Puppeteer or Headless Chrome Node API is a Node browser library designed as a high-grade API for increased control over headless Chrome over the DevTools protocol. This Node API is perfect for running automated tests on Chrome websites, as it can fully automate the Google Chrome browser.
Essentially, Puppeteer is a powerful automation tool for web scraping, generating PDFs from website screenshots, and more. It uses Chrome DevTools protocol to perform clicks, screenshot testing, performance testing, web scraping, and seamless automation of mundane and repetitive tasks.
However, Puppeteer is designed to support only the Chrome browser and Chromium. Although it’s mostly a testing library, its primary purpose is to control Chrome and Chromium browsers.
Introduction to Selenium
Just like Puppeteer, Selenium also automates browsers. Its primary function is to automate testing of web apps, but Selenium can do more than that. It supports several features for automation testing and is compatible with multiple programming platforms and languages.
Unlike Puppeteer, which only supports Chrome and Chromium, Selenium supports automation testing on numerous common web browsers. It is freely available due to being an open-source solution, and users can integrate it with Agile and CI.
It supports cross-browser testing and an array of programming languages and operational systems. It comes with a range of valuable extensions, a vast library, and unprecedented community support.
Although it requires some time, effort, and tech-savvy skills to learn to use it, Selenium supports various browsers and is a web-UI testing library rather than an automation tool. It supports both web and mobile automation.
Puppeteer vs. Selenium
The most significant difference between Puppeteer and Selenium is the range of browsers and programming languages they support.
Puppeteer is just a Node library, whereas Selenium is an automation framework for testing web apps.
However, although limited, Puppeteer excels when it comes to ease of use. Selenium requires tedious amounts of coding for each browser it supports. The problem is that you can’t apply automatic control code.
On the other hand, Puppeteer focuses on a single API, making it easier and simpler to automate generating the required code. Compared to Selenium, Puppeteer gives you unlimited access to the internal functions of the Chrome browser.
Because of that, it can perform actions that Selenium can’t, such as giving you the highest level of control over the Chrome browser. As a library for controlling Chrome and Chromium, Google’s team of developers writes and maintains Puppeteer.
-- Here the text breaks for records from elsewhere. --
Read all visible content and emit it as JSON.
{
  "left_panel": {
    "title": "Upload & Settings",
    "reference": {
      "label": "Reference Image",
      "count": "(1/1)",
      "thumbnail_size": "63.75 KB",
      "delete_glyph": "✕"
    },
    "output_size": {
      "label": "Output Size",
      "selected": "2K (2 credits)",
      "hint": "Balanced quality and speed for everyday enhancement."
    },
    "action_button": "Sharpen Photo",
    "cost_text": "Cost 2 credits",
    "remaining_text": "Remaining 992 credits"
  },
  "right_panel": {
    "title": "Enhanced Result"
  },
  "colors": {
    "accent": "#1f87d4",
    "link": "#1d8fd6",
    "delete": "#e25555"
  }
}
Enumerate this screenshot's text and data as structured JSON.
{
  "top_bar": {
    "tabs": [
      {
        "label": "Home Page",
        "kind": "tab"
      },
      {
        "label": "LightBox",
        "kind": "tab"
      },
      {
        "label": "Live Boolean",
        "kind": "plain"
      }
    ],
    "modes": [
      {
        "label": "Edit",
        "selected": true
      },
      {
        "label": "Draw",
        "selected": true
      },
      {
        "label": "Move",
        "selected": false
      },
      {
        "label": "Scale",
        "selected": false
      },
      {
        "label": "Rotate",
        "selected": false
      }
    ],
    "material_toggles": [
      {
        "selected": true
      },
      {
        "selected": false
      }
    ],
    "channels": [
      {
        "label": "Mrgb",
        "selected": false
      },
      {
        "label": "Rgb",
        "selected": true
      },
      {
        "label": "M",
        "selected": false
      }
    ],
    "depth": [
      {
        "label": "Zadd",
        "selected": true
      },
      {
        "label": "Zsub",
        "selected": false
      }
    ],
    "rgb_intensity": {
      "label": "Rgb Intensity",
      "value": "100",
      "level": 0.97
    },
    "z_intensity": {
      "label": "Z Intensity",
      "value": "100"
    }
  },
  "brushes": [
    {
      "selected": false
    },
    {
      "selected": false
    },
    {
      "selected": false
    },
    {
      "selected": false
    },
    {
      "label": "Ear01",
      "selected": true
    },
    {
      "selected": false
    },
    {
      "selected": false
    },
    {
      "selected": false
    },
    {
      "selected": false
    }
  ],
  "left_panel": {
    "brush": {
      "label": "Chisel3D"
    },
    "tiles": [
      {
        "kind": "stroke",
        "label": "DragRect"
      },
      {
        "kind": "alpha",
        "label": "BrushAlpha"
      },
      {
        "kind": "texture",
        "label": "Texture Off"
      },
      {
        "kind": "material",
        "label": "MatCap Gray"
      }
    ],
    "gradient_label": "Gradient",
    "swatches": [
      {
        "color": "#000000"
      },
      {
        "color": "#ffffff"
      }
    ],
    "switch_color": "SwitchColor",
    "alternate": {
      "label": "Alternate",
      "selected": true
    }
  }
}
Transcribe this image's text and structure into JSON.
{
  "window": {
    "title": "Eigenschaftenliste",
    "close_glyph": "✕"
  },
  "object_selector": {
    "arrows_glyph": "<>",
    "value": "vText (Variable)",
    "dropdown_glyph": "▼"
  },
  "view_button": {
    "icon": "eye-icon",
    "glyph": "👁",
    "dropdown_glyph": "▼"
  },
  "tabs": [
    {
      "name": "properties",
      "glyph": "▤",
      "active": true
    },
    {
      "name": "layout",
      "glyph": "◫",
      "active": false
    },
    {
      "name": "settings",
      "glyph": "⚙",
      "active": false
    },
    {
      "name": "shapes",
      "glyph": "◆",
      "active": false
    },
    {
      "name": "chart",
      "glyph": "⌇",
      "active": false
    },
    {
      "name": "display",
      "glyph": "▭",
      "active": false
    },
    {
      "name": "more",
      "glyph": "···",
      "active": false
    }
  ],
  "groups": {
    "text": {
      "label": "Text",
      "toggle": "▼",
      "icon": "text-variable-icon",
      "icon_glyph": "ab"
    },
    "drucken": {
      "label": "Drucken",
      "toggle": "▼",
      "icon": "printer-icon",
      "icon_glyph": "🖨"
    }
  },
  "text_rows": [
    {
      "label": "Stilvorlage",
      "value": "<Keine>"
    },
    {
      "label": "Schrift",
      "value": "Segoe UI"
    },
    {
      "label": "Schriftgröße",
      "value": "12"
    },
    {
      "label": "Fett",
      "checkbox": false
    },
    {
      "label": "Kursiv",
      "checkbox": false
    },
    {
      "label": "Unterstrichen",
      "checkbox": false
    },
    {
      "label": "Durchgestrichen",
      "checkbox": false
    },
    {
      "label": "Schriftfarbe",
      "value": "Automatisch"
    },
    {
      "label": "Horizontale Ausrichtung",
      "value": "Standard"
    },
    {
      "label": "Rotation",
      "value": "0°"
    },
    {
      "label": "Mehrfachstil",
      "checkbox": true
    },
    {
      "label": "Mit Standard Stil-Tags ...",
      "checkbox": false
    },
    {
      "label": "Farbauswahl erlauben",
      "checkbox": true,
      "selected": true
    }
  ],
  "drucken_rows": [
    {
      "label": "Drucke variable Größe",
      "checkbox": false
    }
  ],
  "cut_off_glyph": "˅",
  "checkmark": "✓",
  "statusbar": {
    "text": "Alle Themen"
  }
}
Determining which one you need
If your software testers and developers are explicitly working with Chrome and Chromium, Puppeteer should be their go-to solution.
However, if you require an automation tool with cross-browser support that allows you to test web apps across multiple browsers using multiple programming languages, Selenium makes more sense. It provides drivers for various browsers and has a vast library that supports the most commonly used coding languages.
Selenium also comes with more functionalities for web app testing, such as recording and playback features. It creates code developers can reuse or load with test suites and testing packages.
Because of these advantages, Selenium is probably the best solution for automation testing. If you’re required to work with Chrome only, we recommend Puppeteer. However, if you need to support cross-browser applications, Selenium is a better option.
Puppeteer and Selenium may have similarities, but they are two different tools. Both are robust solutions that can help your testers and developers expedite preparing tests for testing web applications.
Puppeteer is an excellent option for software testers and developers working explicitly with Chrome and Chromium, while Selenium fits better when you need additional support for cross-browser testing. Selenium also supports multiple programming languages and can facilitate a more secure code for automation testing.
Both solutions are excellent and can improve your experience with automated tests, so which one you’ll choose depends on your preferred browser and programming language.